- _WORK TO COMPLETE_: Copy the result of filtering the entries below for lines that include the string "フッター".
__________________________________________________
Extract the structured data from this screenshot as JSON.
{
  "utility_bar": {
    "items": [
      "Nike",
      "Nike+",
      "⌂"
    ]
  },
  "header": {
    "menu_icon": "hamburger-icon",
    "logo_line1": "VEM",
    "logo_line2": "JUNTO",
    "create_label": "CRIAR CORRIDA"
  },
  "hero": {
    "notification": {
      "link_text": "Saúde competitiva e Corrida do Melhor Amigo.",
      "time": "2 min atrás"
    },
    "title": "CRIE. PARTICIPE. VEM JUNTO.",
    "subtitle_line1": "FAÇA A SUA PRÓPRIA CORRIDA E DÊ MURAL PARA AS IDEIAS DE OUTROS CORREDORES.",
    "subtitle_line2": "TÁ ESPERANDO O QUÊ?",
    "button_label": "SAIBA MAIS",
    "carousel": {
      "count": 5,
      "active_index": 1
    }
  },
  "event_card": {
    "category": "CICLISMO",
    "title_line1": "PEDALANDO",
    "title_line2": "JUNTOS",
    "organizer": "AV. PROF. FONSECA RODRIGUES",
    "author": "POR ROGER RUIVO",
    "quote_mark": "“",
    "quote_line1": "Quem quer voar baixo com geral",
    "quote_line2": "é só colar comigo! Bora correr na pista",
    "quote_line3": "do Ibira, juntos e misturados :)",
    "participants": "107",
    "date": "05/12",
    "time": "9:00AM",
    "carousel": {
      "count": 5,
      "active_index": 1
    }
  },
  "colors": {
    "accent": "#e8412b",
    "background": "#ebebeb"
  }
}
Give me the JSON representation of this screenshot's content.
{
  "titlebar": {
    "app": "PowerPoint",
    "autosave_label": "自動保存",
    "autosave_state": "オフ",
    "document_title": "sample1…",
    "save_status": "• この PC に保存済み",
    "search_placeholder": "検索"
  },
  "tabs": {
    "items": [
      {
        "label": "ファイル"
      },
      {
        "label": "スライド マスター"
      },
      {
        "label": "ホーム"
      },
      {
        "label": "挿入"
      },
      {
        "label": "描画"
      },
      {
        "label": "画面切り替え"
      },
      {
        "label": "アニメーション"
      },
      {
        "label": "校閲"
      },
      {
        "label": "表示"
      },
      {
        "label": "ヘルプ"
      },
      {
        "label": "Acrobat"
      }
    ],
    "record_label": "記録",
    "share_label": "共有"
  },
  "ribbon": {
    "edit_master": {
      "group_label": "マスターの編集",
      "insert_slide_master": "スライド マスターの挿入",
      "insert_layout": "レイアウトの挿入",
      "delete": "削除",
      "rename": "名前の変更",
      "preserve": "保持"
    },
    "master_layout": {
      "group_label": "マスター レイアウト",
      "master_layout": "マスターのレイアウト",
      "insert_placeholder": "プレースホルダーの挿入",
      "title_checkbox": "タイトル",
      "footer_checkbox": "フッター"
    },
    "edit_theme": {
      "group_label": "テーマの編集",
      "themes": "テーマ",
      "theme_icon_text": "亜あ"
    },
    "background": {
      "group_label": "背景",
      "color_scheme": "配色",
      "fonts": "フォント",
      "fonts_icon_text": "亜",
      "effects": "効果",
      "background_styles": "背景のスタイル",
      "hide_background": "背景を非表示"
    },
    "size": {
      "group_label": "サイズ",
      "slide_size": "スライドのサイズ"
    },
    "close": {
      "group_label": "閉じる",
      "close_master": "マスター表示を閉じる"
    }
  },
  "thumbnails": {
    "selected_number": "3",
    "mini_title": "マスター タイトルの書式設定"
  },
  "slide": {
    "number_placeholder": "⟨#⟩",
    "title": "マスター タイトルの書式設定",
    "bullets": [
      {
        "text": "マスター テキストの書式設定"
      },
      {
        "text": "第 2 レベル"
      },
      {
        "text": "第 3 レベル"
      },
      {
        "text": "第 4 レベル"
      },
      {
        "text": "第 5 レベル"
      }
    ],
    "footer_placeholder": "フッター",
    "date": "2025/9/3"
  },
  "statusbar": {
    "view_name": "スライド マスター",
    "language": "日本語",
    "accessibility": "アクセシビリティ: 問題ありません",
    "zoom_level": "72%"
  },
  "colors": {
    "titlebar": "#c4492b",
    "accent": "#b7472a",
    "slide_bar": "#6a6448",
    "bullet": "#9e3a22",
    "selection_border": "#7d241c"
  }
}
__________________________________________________
- _RESPONSE TO THIS TASK_:
      "footer_checkbox": "フッター"
    "footer_placeholder": "フッター",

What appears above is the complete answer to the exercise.